The first thing that caught my fancy upon my arrival in Japan is that tipping is not customary, Yeah right! For someone like me coming from the states, I had earlier been told but didn’t believe till I tried tipping a waiter at the airport restaurant and him nicely- who refuses a tip in this part of the world if not Japanese.

Enough of the beautiful scene that welcomed me at the airport and the food I first had, let me give you a rundown of how my 7 days looked like, don’t forget that I had carefully mapped out my trip because I didn’t want to leave without seeing the important places and I also did not want to spend too due to my lack of planning. :

My First day in Tokyo was less stressful, and I stayed at the Intercontinental The Strings Tokyo Hotel which I must confess that it was a large hotel with nice rooms. I stayed there because it was very close to shopping centers, and the transportation into the next stop was very easy from here too. I was at the Tsukiji Fish Market and also ate a lot of Sushi, Ramen, and Gyoza.

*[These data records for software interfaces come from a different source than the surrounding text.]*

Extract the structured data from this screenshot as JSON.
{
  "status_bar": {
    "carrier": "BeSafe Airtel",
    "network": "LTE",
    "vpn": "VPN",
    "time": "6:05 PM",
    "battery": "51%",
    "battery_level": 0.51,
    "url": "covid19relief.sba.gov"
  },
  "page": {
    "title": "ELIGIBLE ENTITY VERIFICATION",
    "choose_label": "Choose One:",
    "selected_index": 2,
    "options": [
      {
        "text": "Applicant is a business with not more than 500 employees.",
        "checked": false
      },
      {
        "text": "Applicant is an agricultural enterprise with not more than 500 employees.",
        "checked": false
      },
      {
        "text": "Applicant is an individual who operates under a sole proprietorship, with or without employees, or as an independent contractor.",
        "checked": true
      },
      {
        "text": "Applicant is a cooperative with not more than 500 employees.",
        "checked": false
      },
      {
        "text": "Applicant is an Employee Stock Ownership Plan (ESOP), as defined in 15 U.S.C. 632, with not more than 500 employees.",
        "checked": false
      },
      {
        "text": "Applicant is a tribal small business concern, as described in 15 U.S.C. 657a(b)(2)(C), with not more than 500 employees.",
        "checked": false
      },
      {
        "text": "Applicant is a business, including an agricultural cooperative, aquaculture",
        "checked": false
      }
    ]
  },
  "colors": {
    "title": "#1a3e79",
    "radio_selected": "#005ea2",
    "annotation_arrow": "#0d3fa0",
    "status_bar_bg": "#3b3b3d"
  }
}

Food has never been so delicious.

I took the bullet train at Shinagawa Station on the second day to Hakone-I had heard a lot about their Onsens, and it was nothing short of my expectations, you need to see the beautiful view of Mount Fuji that took my breath away.

Hakone is the place to go if you want to experience a traditional onsen (hot springs). The onsens are separated by gender and are a “no bathing suit” style traditional bath. You can also take the cable car to catch a glimpse of Mt. Fuji. You can also stay at the Hyatt Regency Hakone Resort and Spa which is within walking distance of the cable car that takes you toward Mt. Fuji. The hotel has very nice, classy rooms, with great views.

If you want to explore a traditional Japanese ryokan experience with nice accommodations and good food, then you should try the Hakone Mount View. They have a rare volcanic hot spring called Nigori-yu – a fun and unique experience, especially for couples.

I transfer to Kyoto on the fourth day. I saw the temples of Kyoto, including the Fushimi Inari Shrine and Golden Temple. I also visited the Nishiki Market and saw the geishas walking around the city center, and I ended the day with a traditional kaiseki dinner.

If you’re happy to keep hanging out in Kyoto, you can spend the full day. Another option is to take a midday JR train to Nara Park to feed the roaming deer, see the world’s largest bronze Buddha statue, and one of the tallest pagodas in Japan.

In the evening, whether you’re in Kyoto still or in Nara, take the JR train onward to Osaka.

In Osaka, I made sure that I visited Dotonbori Street to try all the Japanese specialties, like okonomiyaki and takoyaki. I was also at the Osaka Castle and Park and checked out the Instant Ramen Museum. I ended the day with a visit to the food-focused Kuromon Ichiba Market.

One of my favorite hotels in the Osaka Marriott Miyako Hotel. It is conveniently located for transportation, so you can easily get around to the top sights in Osaka and beyond. It’s got an insane view and comfortable rooms.

You may have to fly or take the train back to Tokyo on your 7th day in order to fly back home, but if you have one more day to spend, we recommend taking the 30-minute train ride to Kobe to try the famous Kobe beef, then stop off in Kobe’s Nada district for a tasting at a few sake breweries.

My journey to Japan will linger in my memories in years to come because I had fun, that is an understatement- I felt on top of the world, I am sure that I would have to plan another trip very soon.